If we are honest, molecular modeling is not yet close to being a trusted, reliable and reproducible tool, which is the second thing the quip points out. There is still widespread distrust of the veracity of molecular modeling work among many experimentalists. Their skepticism is justified, in my view, and usually has to do with concerns about the use of classical potentials or small systems or short time scales. While these are all valid areas of concerns, molecular modeling practitioners know that there are many other things to worry about. Is there an error in the force field parameters? Was the proper cutoff used? Has the system been properly equilibrated? Was a valid analysis carried out in order to arrive at a property? Is there a bug in the code? It is these latter areas of concern that we as a community can and must address if molecular modeling is ever going to be a mainstream tool.

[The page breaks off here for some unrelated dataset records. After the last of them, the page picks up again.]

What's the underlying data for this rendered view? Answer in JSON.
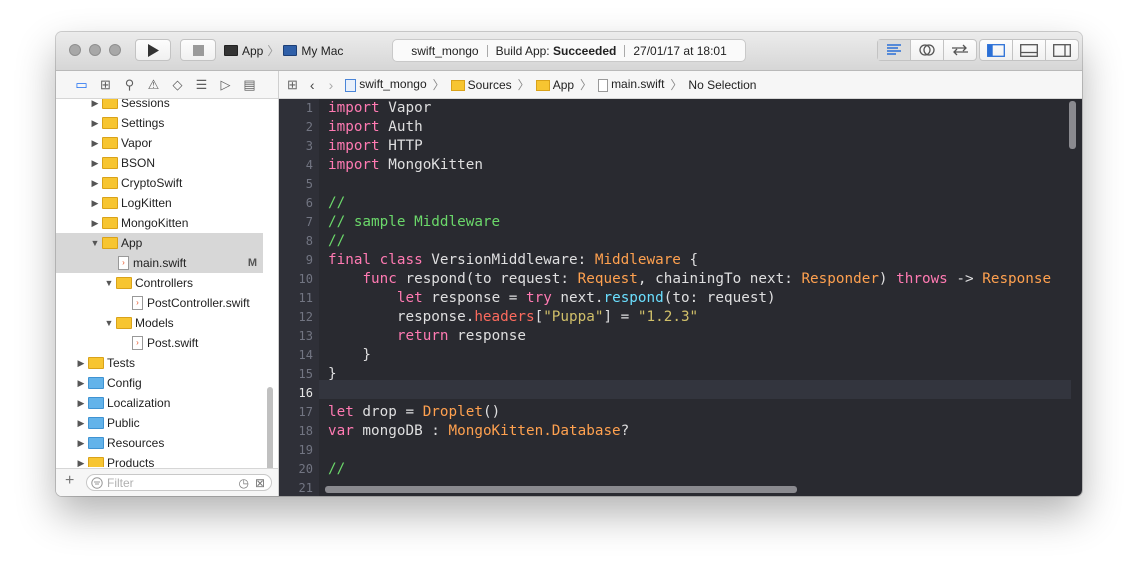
{
  "toolbar": {
    "scheme_app": "App",
    "scheme_destination": "My Mac",
    "status_project": "swift_mongo",
    "status_build_prefix": "Build App:",
    "status_build_result": "Succeeded",
    "status_timestamp": "27/01/17 at 18:01"
  },
  "navigator": {
    "rows": [
      {
        "label": "Sessions",
        "kind": "folder-yellow",
        "indent": 1,
        "expanded": false
      },
      {
        "label": "Settings",
        "kind": "folder-yellow",
        "indent": 1,
        "expanded": false
      },
      {
        "label": "Vapor",
        "kind": "folder-yellow",
        "indent": 1,
        "expanded": false
      },
      {
        "label": "BSON",
        "kind": "folder-yellow",
        "indent": 1,
        "expanded": false
      },
      {
        "label": "CryptoSwift",
        "kind": "folder-yellow",
        "indent": 1,
        "expanded": false
      },
      {
        "label": "LogKitten",
        "kind": "folder-yellow",
        "indent": 1,
        "expanded": false
      },
      {
        "label": "MongoKitten",
        "kind": "folder-yellow",
        "indent": 1,
        "expanded": false
      },
      {
        "label": "App",
        "kind": "folder-yellow",
        "indent": 1,
        "expanded": true,
        "selected": true
      },
      {
        "label": "main.swift",
        "kind": "file",
        "indent": 2,
        "badge": "M",
        "selected": true
      },
      {
        "label": "Controllers",
        "kind": "folder-yellow",
        "indent": 2,
        "expanded": true
      },
      {
        "label": "PostController.swift",
        "kind": "file",
        "indent": 3
      },
      {
        "label": "Models",
        "kind": "folder-yellow",
        "indent": 2,
        "expanded": true
      },
      {
        "label": "Post.swift",
        "kind": "file",
        "indent": 3
      },
      {
        "label": "Tests",
        "kind": "folder-yellow",
        "indent": 0,
        "expanded": false
      },
      {
        "label": "Config",
        "kind": "folder-blue",
        "indent": 0,
        "expanded": false
      },
      {
        "label": "Localization",
        "kind": "folder-blue",
        "indent": 0,
        "expanded": false
      },
      {
        "label": "Public",
        "kind": "folder-blue",
        "indent": 0,
        "expanded": false
      },
      {
        "label": "Resources",
        "kind": "folder-blue",
        "indent": 0,
        "expanded": false
      },
      {
        "label": "Products",
        "kind": "folder-yellow",
        "indent": 0,
        "expanded": false
      }
    ],
    "filter_placeholder": "Filter"
  },
  "jumpbar": {
    "crumbs": [
      "swift_mongo",
      "Sources",
      "App",
      "main.swift",
      "No Selection"
    ]
  },
  "editor": {
    "current_line": 16,
    "lines": [
      {
        "n": "1",
        "html": "<span class=\"kw\">import</span> Vapor"
      },
      {
        "n": "2",
        "html": "<span class=\"kw\">import</span> Auth"
      },
      {
        "n": "3",
        "html": "<span class=\"kw\">import</span> HTTP"
      },
      {
        "n": "4",
        "html": "<span class=\"kw\">import</span> MongoKitten"
      },
      {
        "n": "5",
        "html": ""
      },
      {
        "n": "6",
        "html": "<span class=\"cm\">//</span>"
      },
      {
        "n": "7",
        "html": "<span class=\"cm\">// sample Middleware</span>"
      },
      {
        "n": "8",
        "html": "<span class=\"cm\">//</span>"
      },
      {
        "n": "9",
        "html": "<span class=\"kw\">final class</span> VersionMiddleware: <span class=\"rt\">Middleware</span> {"
      },
      {
        "n": "10",
        "html": "    <span class=\"kw\">func</span> respond(to request: <span class=\"rt\">Request</span>, chainingTo next: <span class=\"rt\">Responder</span>) <span class=\"kw\">throws</span> -> <span class=\"rt\">Response</span>"
      },
      {
        "n": "11",
        "html": "        <span class=\"kw\">let</span> response = <span class=\"kw\">try</span> next.<span class=\"fn\">respond</span>(to: request)"
      },
      {
        "n": "12",
        "html": "        response.<span class=\"st\">headers</span>[<span class=\"str\">\"Puppa\"</span>] = <span class=\"str\">\"1.2.3\"</span>"
      },
      {
        "n": "13",
        "html": "        <span class=\"kw\">return</span> response"
      },
      {
        "n": "14",
        "html": "    }"
      },
      {
        "n": "15",
        "html": "}"
      },
      {
        "n": "16",
        "html": ""
      },
      {
        "n": "17",
        "html": "<span class=\"kw\">let</span> drop = <span class=\"rt\">Droplet</span>()"
      },
      {
        "n": "18",
        "html": "<span class=\"kw\">var</span> mongoDB : <span class=\"rt\">MongoKitten.Database</span>?"
      },
      {
        "n": "19",
        "html": ""
      },
      {
        "n": "20",
        "html": "<span class=\"cm\">//</span>"
      },
      {
        "n": "21",
        "html": ""
      }
    ]
  },
  "colors": {
    "editor_bg": "#292a30",
    "keyword": "#ff7ab2",
    "comment": "#6bd86a",
    "type": "#ffa14f",
    "string": "#d0bf69",
    "accent": "#1c6ef2"
  },
  "icons": [
    "play-icon",
    "stop-icon",
    "project-navigator-icon",
    "filter-icon"
  ]
}
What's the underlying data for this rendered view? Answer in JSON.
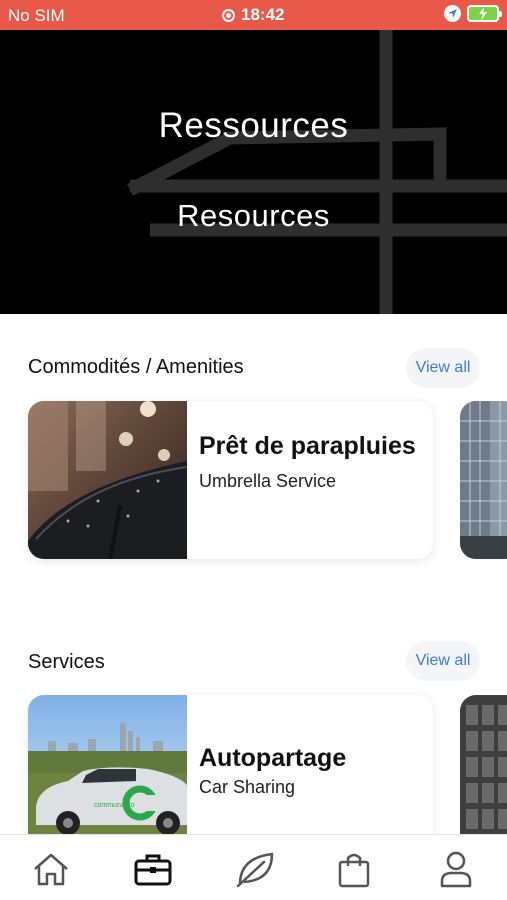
{
  "status_bar": {
    "carrier": "No SIM",
    "time": "18:42",
    "bg_color": "#e8594a"
  },
  "hero": {
    "title_fr": "Ressources",
    "title_en": "Resources"
  },
  "sections": [
    {
      "title": "Commodités / Amenities",
      "view_all": "View all",
      "card": {
        "title": "Prêt de parapluies",
        "subtitle": "Umbrella Service",
        "image": "umbrella-photo"
      }
    },
    {
      "title": "Services",
      "view_all": "View all",
      "card": {
        "title": "Autopartage",
        "subtitle": "Car Sharing",
        "image": "car-photo"
      }
    }
  ],
  "tab_bar": {
    "items": [
      {
        "icon": "home-icon"
      },
      {
        "icon": "briefcase-icon",
        "active": true
      },
      {
        "icon": "leaf-icon"
      },
      {
        "icon": "shopping-bag-icon"
      },
      {
        "icon": "profile-icon"
      }
    ],
    "accent": "#3b7be0"
  }
}
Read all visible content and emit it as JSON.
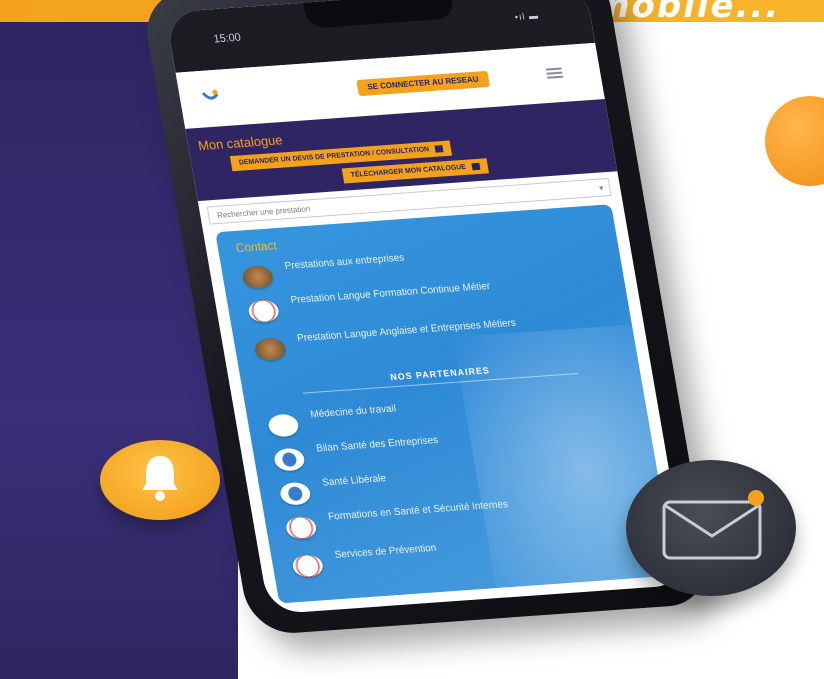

In this talk, I will highlight what I think some of the biggest challenges are when it comes to making molecular modeling more accurate, reliable and reproducible. I will emphasize best practices that we as a community should adopt and point out some examples of initiatives that are going on that are moving us in the right direction.